Statistics show that those who follow a vegetarian or vegan diet are almost 1/3 less likely to be hospitalized or die from heart disease when factors such as age and gender are taken into consideration. So how exactly do these lifestyle choices reduce your chances of developing heart disease?
Causes of Heart Disease
Heart disease is a serious health condition that develops over time, within the walls of your coronary blood vessels (vessels supplying the heart). It begins with the accumulation of atheroma (plaque) which is often deposited due to high saturated fats, cholesterol and salt in the diet. This plaque can eventually build up and cause a stiffening of the blood vessel walls – restricting blood flow to the rest of your heart and body. This build up can cause stationary and mobile blood clots to form and increase your risk of having a myocardial infarction (heart attack) if the blood vessel is blocked entirely.
Heart disease usually occurs due to lifestyle choices such as a lack of regular exercise, a poor diet that is high in saturated fats and salt, being obese or overweight and smoking cigarettes.
Reasons Why a Vegetarian Diet Reduces the Risk:

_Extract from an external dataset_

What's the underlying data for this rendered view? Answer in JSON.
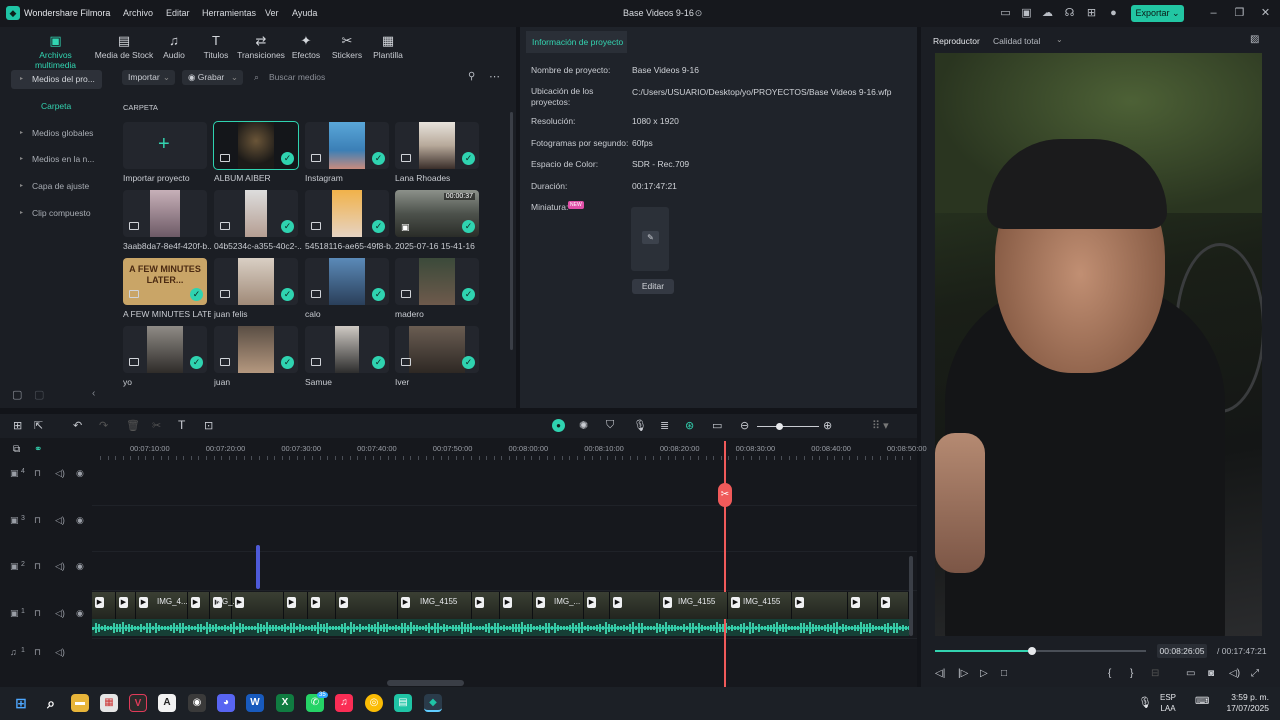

- A vegetarian or vegan diet naturally consists of less cholesterol, often found in processed meats, diary, eggs and animal fats such as lard – this reduces the chances of plaque deposition and build-up.
- Vegetarians tend to have a lower BMI when compared to those who consume meat and animal derived products. Being at a healthier weight reduces the pressure on your heart and chances of developing high blood pressure. They also have a lower risk of developing Type 2 diabetes due to these reasons.
- Vegetarian meals have a much lower content of saturated fats and have a higher proportion of foods that contain antioxidants, which can improve the health of the heart as well as strengthening the immune system.
Should I Be Making the Switch to Vegetarianism?
The beneficial effects that result from a vegetarian diet begin to occur from the early stages of making the lifestyle change and there is a wealth of evidence to support that this is true. However, completely eliminating animal products from your diet may be too much of a challenge and if this is the case, simply reducing your red meat or saturated fat consumption and perhaps being vegetarian one day a week can also help reduce your risk of developing heart disease. The changes don’t need to be drastic, they simply need to be maintained over time as one moves away from unhealthier habits and food substances.